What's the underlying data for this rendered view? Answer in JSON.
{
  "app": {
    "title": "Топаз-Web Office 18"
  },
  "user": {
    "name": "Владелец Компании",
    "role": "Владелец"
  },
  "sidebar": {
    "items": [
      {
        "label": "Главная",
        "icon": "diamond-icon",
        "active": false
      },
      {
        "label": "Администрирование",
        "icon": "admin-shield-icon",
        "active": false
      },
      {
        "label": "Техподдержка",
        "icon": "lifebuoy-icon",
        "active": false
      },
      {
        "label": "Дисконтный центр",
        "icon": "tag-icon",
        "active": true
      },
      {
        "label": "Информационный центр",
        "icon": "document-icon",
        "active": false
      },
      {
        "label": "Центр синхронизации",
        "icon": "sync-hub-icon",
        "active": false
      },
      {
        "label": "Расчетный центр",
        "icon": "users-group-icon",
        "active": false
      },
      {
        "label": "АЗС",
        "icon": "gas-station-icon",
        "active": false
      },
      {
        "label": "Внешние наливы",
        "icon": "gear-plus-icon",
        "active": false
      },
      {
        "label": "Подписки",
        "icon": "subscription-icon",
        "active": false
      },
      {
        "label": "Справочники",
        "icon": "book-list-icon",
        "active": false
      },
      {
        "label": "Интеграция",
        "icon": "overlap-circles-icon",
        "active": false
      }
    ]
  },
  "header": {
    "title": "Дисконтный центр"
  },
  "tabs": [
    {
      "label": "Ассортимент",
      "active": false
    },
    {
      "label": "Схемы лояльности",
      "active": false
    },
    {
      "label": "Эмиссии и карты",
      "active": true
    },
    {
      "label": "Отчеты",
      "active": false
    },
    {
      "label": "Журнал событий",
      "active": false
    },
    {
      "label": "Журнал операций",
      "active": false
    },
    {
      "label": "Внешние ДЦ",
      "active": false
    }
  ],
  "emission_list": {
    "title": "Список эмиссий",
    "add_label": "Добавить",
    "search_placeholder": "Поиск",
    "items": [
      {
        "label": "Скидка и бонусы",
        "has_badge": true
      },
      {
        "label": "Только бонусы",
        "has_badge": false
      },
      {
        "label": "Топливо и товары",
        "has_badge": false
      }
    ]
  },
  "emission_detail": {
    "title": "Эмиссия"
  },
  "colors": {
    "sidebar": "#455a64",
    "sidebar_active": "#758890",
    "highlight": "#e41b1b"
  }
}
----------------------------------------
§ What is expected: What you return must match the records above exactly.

§ Result below:
What's the underlying data for this rendered view? Answer in JSON.
{
  "app": {
    "title": "Топаз-Web Office 18"
  },
  "user": {
    "name": "Владелец Компании",
    "role": "Владелец"
  },
  "sidebar": {
    "items": [
      {
        "label": "Главная",
        "icon": "diamond-icon",
        "active": false
      },
      {
        "label": "Администрирование",
        "icon": "admin-shield-icon",
        "active": false
      },
      {
        "label": "Техподдержка",
        "icon": "lifebuoy-icon",
        "active": false
      },
      {
        "label": "Дисконтный центр",
        "icon": "tag-icon",
        "active": true
      },
      {
        "label": "Информационный центр",
        "icon": "document-icon",
        "active": false
      },
      {
        "label": "Центр синхронизации",
        "icon": "sync-hub-icon",
        "active": false
      },
      {
        "label": "Расчетный центр",
        "icon": "users-group-icon",
        "active": false
      },
      {
        "label": "АЗС",
        "icon": "gas-station-icon",
        "active": false
      },
      {
        "label": "Внешние наливы",
        "icon": "gear-plus-icon",
        "active": false
      },
      {
        "label": "Подписки",
        "icon": "subscription-icon",
        "active": false
      },
      {
        "label": "Справочники",
        "icon": "book-list-icon",
        "active": false
      },
      {
        "label": "Интеграция",
        "icon": "overlap-circles-icon",
        "active": false
      }
    ]
  },
  "header": {
    "title": "Дисконтный центр"
  },
  "tabs": [
    {
      "label": "Ассортимент",
      "active": false
    },
    {
      "label": "Схемы лояльности",
      "active": false
    },
    {
      "label": "Эмиссии и карты",
      "active": true
    },
    {
      "label": "Отчеты",
      "active": false
    },
    {
      "label": "Журнал событий",
      "active": false
    },
    {
      "label": "Журнал операций",
      "active": false
    },
    {
      "label": "Внешние ДЦ",
      "active": false
    }
  ],
  "emission_list": {
    "title": "Список эмиссий",
    "add_label": "Добавить",
    "search_placeholder": "Поиск",
    "items": [
      {
        "label": "Скидка и бонусы",
        "has_badge": true
      },
      {
        "label": "Только бонусы",
        "has_badge": false
      },
      {
        "label": "Топливо и товары",
        "has_badge": false
      }
    ]
  },
  "emission_detail": {
    "title": "Эмиссия"
  },
  "colors": {
    "sidebar": "#455a64",
    "sidebar_active": "#758890",
    "highlight": "#e41b1b"
  }
}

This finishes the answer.